Developing Yed objects - Writing methods

In "Interface definition" paragraph we have seen the use of pointers to function in order to incapsulate methods inside our structure/object. Now it's the time to see in detail how to write a method for our Yed object.

In Yed scenario, the implementation of a method must follow these directives:

The last item is also absolutely fundamental in using Yed objects in multithreading scenario: 'this' pointer allows the right manipulation of attributes in case of multiple threads using many objects of the same type at the same time.

An example will better clear this concept.

This is the interface of our Yed object example, Myclass, coded into the header file myclass.h:

typedef struct{                     
PUBLIC char my_attr;            
PUBLIC int (*My_Func)(void *);    
char PRIVATE(protected);               
} Myclass;                         

This is an example of implementation of the method My_Func in object MyClass:

#include "yedstd.h"
#include "myclass.h"

int My_Func(void *pVWork) {
MyClass *this=pvWork;        // 'THIS' POINTER OF THE INSTANCE!!!
printf("The protected member value is [%d]\n", this->PRIVATE(protected));
return 0;

PRIVATE macro allows manipulation of protected attributes of the MyClass object instance, as we have seen in ' Data Hiding ' paragraph.

The red instruction it's a normal assignment of the generic pointer received in invocation to a pointer of a current instance of the object. From this point, method knows and can use the pointer 'this'.

This is an example of invocation of this method:

#include "yedstd.h"
#include "myclass.h"

MyClass *myClassInstance;





My_Func method, through his first void * parameter, receives a pointer to the instance myClassInstance that invoked it; therefore, it can show the value of protected attribute of this instance.

Clearly, besides 'this' pointer, a method can have any number of parameters.

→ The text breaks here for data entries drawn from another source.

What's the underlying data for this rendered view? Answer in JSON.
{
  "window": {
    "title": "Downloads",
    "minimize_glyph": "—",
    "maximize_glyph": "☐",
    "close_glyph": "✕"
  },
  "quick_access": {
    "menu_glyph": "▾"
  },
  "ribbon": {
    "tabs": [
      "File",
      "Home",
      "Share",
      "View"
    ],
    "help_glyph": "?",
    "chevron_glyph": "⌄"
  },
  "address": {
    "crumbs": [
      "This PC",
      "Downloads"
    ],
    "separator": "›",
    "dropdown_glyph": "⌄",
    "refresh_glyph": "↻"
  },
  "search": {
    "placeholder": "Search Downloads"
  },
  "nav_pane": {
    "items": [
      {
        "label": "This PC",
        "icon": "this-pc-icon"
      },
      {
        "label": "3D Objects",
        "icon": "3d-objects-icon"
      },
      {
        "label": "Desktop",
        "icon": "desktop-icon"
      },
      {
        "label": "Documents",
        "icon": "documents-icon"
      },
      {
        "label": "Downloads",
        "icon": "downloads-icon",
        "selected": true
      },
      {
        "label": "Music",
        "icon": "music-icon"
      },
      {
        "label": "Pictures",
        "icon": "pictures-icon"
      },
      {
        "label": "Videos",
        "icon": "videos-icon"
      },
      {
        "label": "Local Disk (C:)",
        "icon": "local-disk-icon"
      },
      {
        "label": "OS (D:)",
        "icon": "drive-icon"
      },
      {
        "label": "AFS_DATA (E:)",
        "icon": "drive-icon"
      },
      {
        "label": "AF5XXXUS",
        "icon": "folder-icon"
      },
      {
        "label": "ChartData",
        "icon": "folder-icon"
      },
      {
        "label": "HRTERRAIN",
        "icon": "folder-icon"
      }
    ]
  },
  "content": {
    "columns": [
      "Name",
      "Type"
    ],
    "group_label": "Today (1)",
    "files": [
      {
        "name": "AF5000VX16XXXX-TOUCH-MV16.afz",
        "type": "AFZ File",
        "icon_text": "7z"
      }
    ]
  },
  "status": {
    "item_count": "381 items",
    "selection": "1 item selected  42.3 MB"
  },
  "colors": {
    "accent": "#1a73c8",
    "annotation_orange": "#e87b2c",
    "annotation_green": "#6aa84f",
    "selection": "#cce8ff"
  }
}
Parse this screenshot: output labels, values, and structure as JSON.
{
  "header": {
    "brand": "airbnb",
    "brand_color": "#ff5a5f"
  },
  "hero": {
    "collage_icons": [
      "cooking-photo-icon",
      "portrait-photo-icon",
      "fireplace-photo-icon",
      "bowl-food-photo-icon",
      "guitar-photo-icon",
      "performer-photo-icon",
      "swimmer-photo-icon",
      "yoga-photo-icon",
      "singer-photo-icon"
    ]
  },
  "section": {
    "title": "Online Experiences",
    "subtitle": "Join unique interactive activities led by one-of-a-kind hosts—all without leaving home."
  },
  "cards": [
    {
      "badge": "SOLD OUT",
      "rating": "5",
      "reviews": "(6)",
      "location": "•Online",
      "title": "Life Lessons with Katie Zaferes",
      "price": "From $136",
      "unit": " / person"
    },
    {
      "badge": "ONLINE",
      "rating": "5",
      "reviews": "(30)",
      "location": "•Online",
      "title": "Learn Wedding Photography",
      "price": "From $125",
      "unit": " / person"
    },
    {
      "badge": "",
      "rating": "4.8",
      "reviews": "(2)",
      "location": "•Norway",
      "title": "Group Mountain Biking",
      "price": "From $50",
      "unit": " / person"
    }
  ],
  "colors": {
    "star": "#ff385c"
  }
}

Now, we know how to write methods of our Yed object: but our methods are still normal functions; how can we link the implementation of the methods to their interface ? This is what we'll see in next paragraph: ' The constructor '.